Records Block Start

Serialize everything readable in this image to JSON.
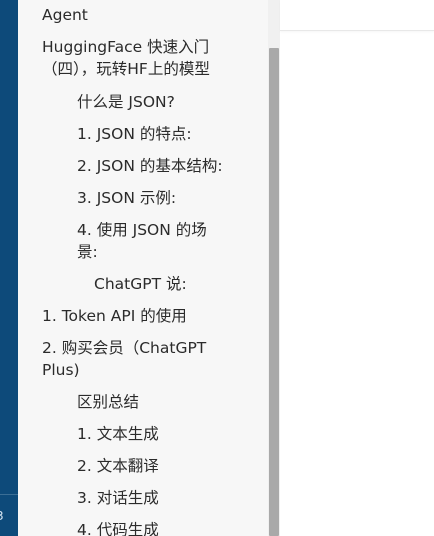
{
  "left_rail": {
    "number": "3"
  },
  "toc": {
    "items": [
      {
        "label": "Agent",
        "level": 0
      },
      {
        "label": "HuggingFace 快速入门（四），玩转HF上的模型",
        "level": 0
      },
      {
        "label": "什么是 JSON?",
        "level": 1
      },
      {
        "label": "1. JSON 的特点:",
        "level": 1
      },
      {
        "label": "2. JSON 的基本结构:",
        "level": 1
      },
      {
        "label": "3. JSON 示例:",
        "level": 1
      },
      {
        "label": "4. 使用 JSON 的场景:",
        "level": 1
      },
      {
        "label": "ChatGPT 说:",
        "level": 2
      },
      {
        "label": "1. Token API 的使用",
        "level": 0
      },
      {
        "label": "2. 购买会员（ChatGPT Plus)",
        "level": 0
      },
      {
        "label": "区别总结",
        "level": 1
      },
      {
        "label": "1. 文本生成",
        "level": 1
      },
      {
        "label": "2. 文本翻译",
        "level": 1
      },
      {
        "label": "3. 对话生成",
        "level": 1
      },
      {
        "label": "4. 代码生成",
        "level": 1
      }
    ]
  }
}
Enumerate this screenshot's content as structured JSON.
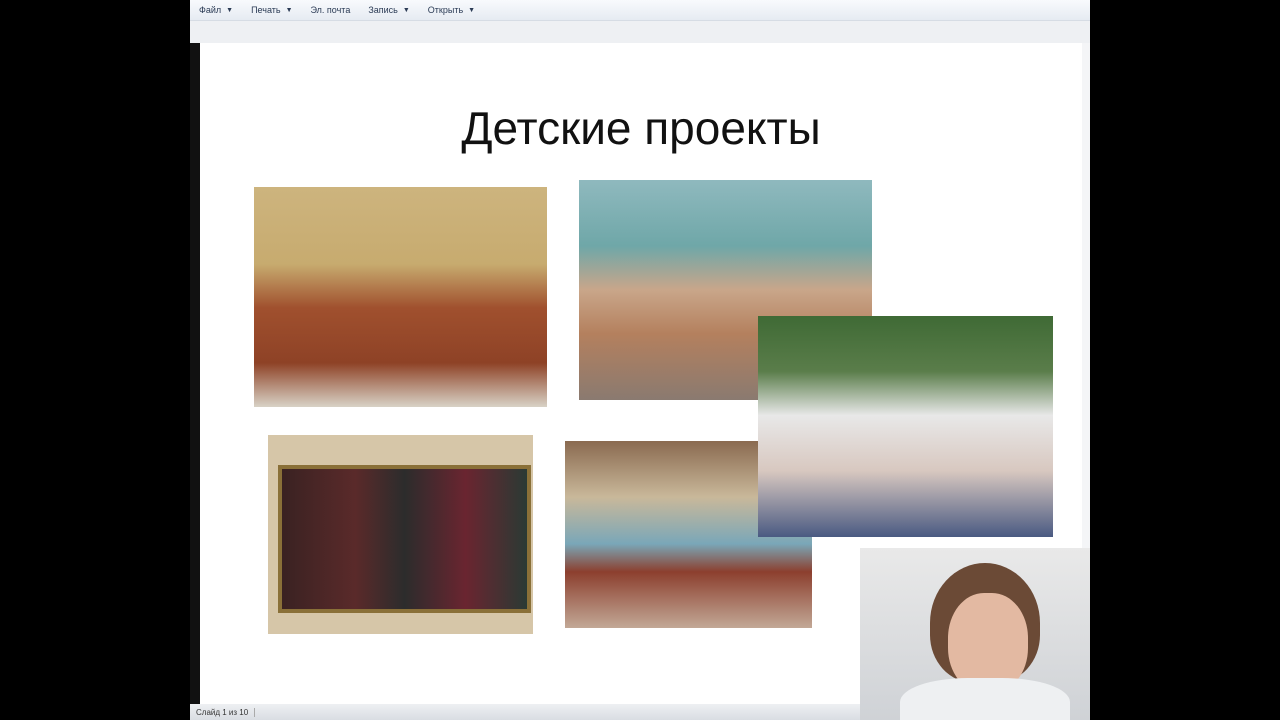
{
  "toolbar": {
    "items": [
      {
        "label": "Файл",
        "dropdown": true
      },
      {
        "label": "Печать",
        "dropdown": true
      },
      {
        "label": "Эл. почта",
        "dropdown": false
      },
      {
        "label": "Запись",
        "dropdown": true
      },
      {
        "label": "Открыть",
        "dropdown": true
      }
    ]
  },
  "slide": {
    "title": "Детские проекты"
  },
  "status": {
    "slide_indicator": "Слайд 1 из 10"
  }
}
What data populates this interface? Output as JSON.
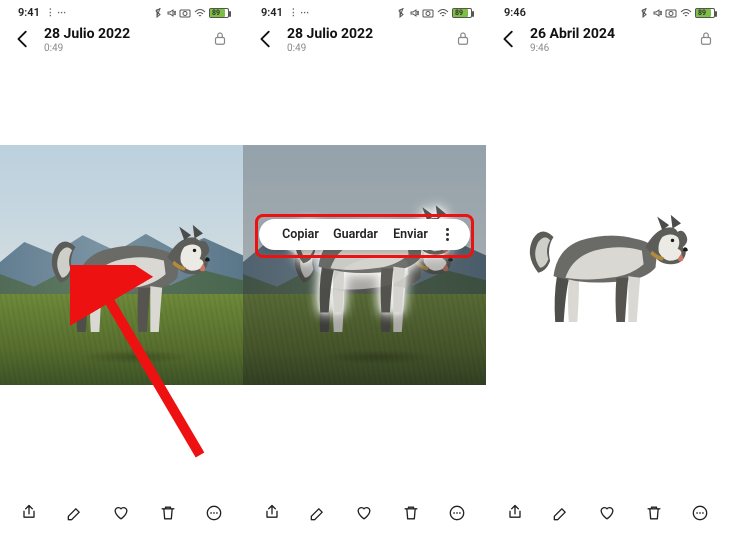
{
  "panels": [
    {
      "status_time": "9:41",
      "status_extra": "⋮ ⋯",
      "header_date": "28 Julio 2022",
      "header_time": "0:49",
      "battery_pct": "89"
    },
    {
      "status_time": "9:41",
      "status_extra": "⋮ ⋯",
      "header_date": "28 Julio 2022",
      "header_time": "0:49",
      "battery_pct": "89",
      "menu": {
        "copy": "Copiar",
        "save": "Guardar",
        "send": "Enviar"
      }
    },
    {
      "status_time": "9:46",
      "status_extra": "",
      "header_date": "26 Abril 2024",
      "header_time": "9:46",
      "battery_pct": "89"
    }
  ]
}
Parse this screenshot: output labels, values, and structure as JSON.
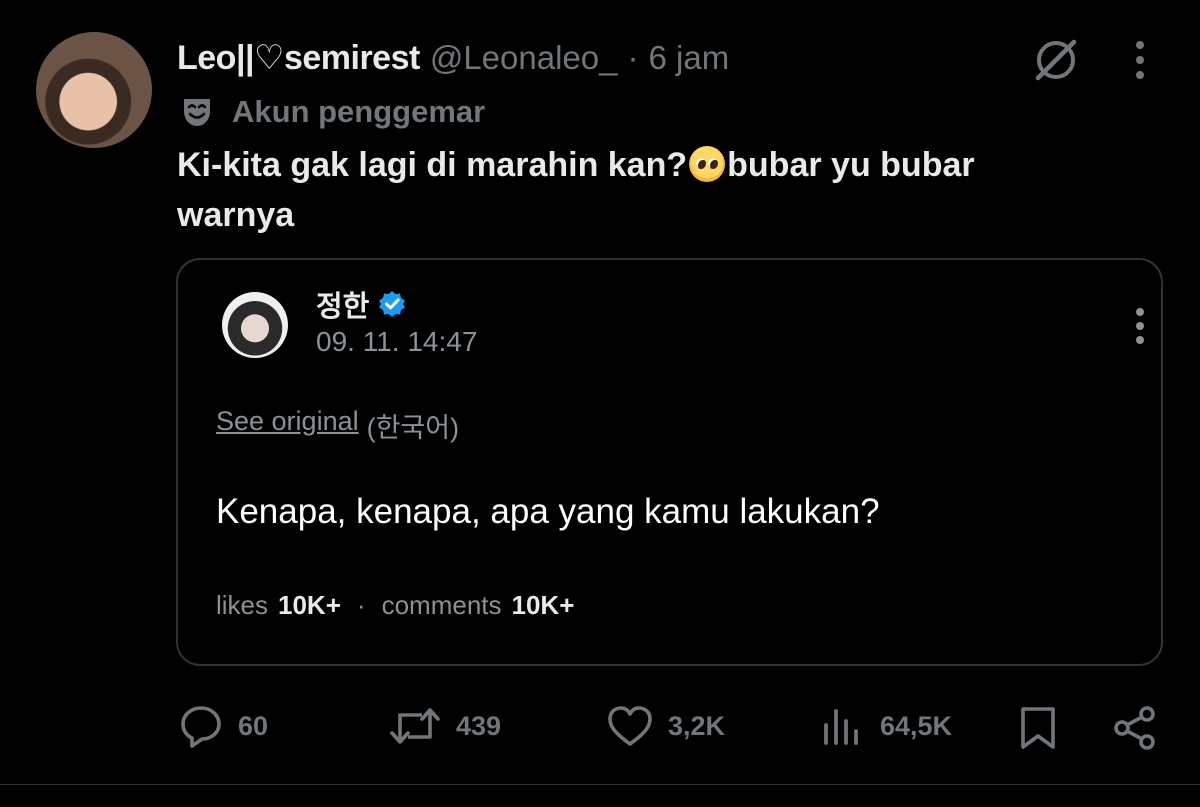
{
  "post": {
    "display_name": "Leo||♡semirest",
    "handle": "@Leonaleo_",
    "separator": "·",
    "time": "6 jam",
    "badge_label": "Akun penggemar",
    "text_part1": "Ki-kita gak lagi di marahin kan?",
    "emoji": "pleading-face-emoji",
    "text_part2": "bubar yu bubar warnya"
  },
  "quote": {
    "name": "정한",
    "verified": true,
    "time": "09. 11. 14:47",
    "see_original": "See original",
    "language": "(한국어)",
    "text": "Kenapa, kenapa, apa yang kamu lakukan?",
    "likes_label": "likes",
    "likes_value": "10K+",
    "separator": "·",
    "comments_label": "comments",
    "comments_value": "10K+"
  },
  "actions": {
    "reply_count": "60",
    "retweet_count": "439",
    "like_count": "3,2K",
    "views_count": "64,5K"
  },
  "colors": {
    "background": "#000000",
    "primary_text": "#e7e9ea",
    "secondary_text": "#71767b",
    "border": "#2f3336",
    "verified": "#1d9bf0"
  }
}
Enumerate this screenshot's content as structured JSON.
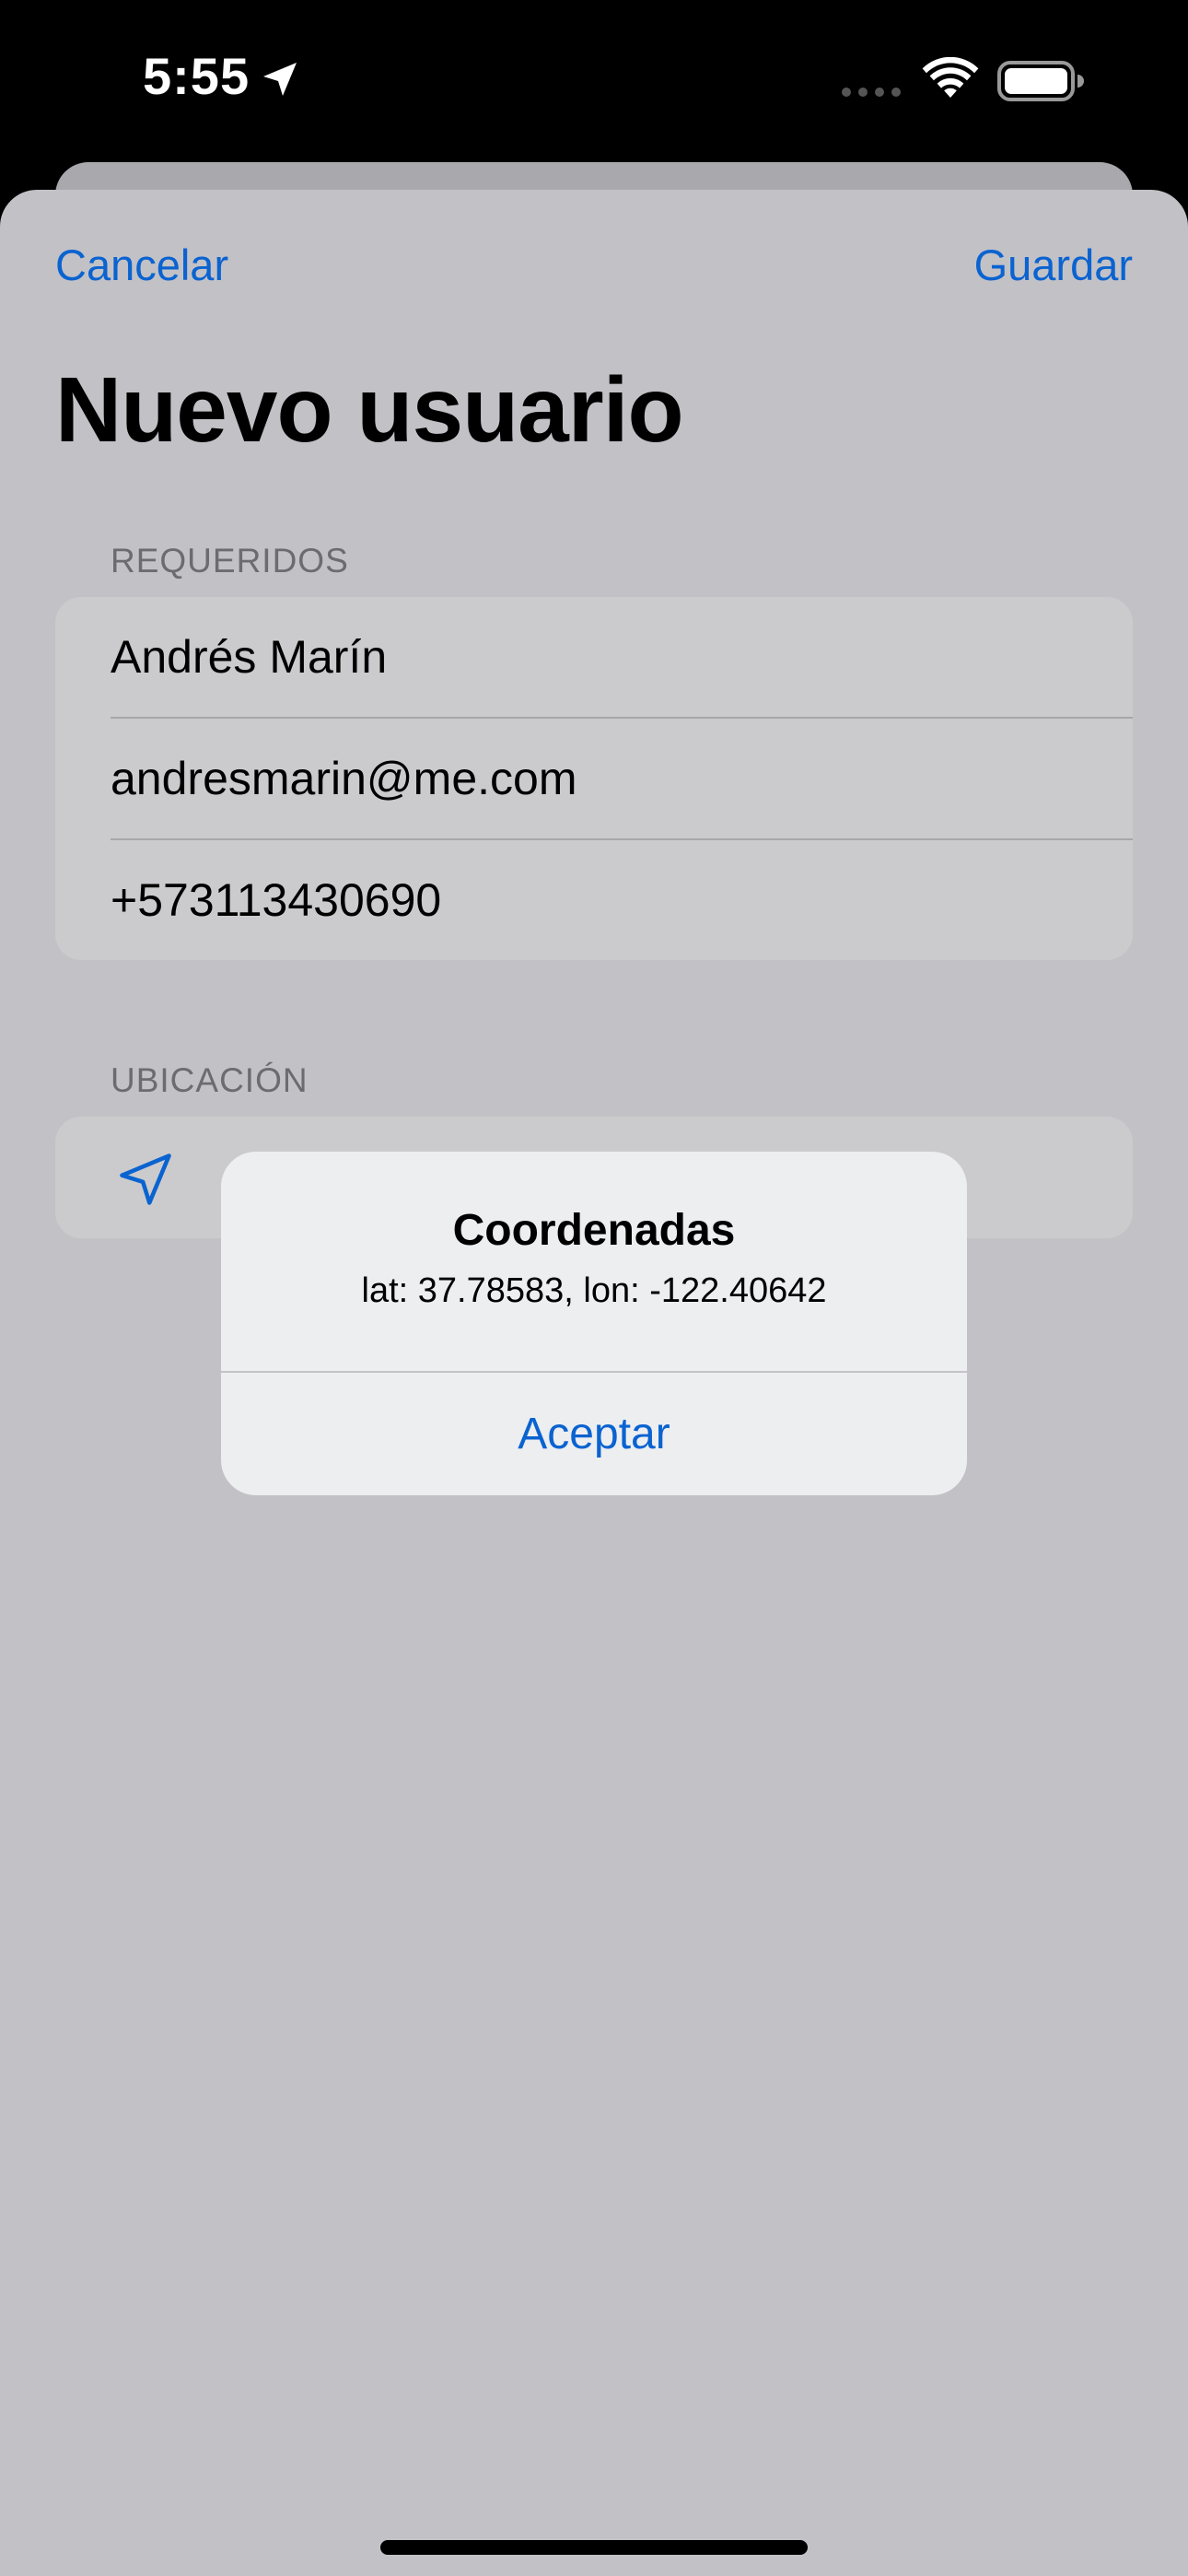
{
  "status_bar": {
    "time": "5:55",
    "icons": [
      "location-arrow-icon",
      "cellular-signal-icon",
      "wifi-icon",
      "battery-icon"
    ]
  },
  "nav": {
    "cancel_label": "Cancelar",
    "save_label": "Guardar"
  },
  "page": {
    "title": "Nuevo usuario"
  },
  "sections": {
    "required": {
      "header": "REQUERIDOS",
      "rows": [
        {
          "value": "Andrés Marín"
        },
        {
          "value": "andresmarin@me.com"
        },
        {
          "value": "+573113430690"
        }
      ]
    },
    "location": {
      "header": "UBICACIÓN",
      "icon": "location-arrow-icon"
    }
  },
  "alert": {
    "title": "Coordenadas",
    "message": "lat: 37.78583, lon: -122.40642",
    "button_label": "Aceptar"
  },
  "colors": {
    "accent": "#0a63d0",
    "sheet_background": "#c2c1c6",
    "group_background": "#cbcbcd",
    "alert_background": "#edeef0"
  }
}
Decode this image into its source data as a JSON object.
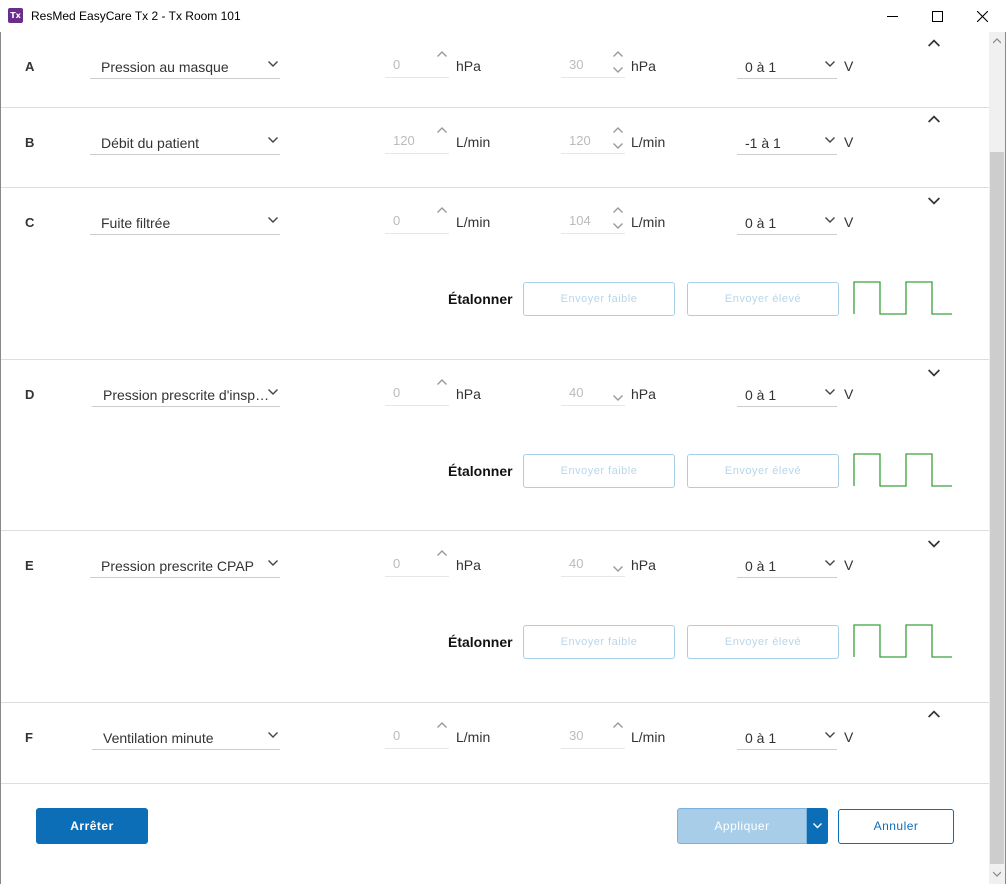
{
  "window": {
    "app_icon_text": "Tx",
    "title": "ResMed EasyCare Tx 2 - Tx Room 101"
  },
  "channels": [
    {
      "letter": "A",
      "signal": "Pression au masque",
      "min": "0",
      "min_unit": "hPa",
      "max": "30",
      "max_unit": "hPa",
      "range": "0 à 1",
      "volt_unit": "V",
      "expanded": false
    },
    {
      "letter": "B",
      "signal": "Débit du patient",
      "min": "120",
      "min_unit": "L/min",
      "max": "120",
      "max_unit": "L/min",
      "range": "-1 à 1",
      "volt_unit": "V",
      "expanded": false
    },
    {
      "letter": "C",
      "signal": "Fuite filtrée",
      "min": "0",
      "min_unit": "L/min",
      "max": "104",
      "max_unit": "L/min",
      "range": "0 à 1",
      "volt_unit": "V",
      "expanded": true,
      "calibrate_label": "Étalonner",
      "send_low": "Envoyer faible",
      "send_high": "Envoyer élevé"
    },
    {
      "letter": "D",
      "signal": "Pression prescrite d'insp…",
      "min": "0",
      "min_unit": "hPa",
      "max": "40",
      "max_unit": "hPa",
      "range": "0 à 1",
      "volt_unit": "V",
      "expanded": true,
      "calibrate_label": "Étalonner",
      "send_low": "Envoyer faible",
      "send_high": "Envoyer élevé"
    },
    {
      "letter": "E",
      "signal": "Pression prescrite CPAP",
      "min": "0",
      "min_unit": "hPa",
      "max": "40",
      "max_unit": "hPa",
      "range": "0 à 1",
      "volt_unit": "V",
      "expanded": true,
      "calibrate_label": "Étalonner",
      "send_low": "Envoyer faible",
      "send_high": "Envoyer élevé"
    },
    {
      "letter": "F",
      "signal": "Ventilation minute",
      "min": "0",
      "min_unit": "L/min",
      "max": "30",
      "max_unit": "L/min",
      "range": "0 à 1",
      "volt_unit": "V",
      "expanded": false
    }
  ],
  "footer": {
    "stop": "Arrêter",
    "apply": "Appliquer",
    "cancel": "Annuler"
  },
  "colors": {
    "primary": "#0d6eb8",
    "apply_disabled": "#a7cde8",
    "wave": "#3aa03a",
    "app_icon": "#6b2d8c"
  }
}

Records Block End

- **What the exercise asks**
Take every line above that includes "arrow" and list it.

- **Result**
      "location-arrow-icon",
      "icon": "location-arrow-icon"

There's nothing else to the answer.